For nearly 20 years, the Morgan Arts Council was a gypsy organization, "getting art out there" wherever there was space. That changed in June 1996 when U.S. Borax gifted MAC with a 40,000 square foot former storage building in the center of Berkeley Springs.
Built circa 1910 to store apples, the four-floor yellow brick building had other uses through the 20th century including a furniture store, health club and teen center. Renovation is ongoing. Nearly $900,000 has been invested in space renovation, upgrading utilities and providing universal access. The first floor now has an Event Space, two galleries, retail art shop, a wet classroom, break room and MAC office. The second floor houses the Digital Media Center for Community Engagement, movement studio, two additional galleries, wet classroom and community meeting space. Construction has been funded by the West Virginia Commission on the Arts, HUD, Benedum Foundation grants as well as individual and business donations. Donors are immortalized in the Legacy Vine painting by Maryelen Willinghan that hangs in the Mercer Street Lobby and through naming opportunities for rooms and space at the Ice House.
The Ice House Development Fund has been established to raise funds for continued renovation. Operation of the Ice House is to be self-sustaining. Existing space is rented for community activities as well as being used by MAC.
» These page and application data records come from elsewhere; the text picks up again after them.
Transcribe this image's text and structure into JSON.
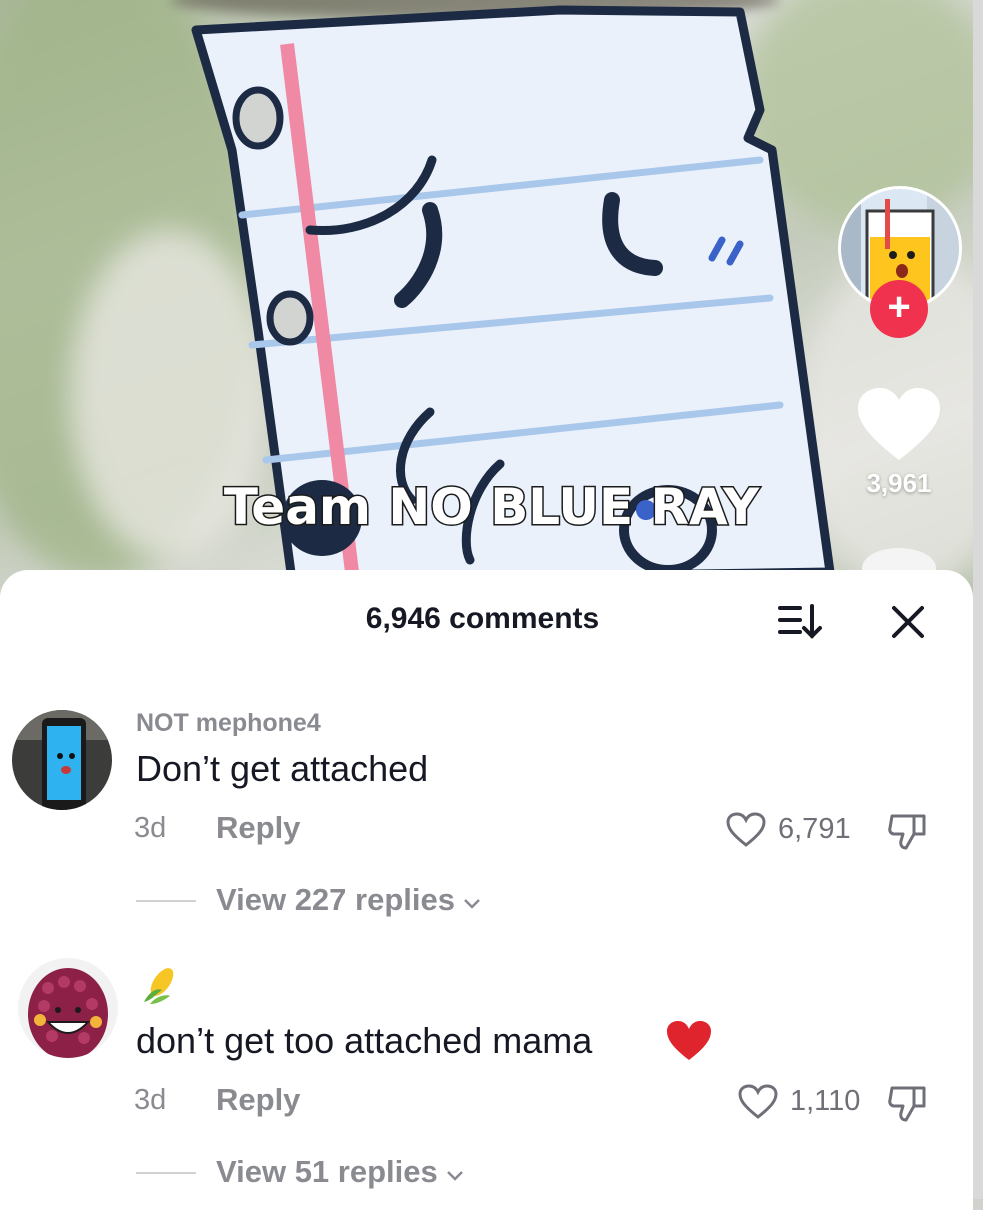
{
  "video": {
    "overlay_caption": "Team NO BLUE RAY",
    "like_count": "3,961",
    "rail_avatar_icon": "juice-glass-character-icon",
    "follow_icon": "plus-icon",
    "like_icon": "heart-icon"
  },
  "comments_sheet": {
    "title": "6,946 comments",
    "sort_icon": "sort-icon",
    "close_icon": "close-icon",
    "comments": [
      {
        "username": "NOT mephone4",
        "text": "Don’t get attached",
        "time": "3d",
        "reply_label": "Reply",
        "likes": "6,791",
        "view_replies": "View 227 replies",
        "avatar_icon": "phone-character-avatar"
      },
      {
        "username_emoji": "corn-emoji",
        "text": "don’t get too attached mama",
        "trailing_emoji": "red-heart-emoji",
        "time": "3d",
        "reply_label": "Reply",
        "likes": "1,110",
        "view_replies": "View 51 replies",
        "avatar_icon": "corn-character-avatar"
      }
    ]
  },
  "colors": {
    "accent_red": "#f0324f",
    "text_primary": "#161823",
    "text_secondary": "#8a8b91",
    "paper_blue_lines": "#a9c7ea",
    "paper_margin": "#f08aa4"
  }
}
Literally thousands of people have enjoyed, bought, practiced and made art in the Ice House since its acquisition. The future promises even more.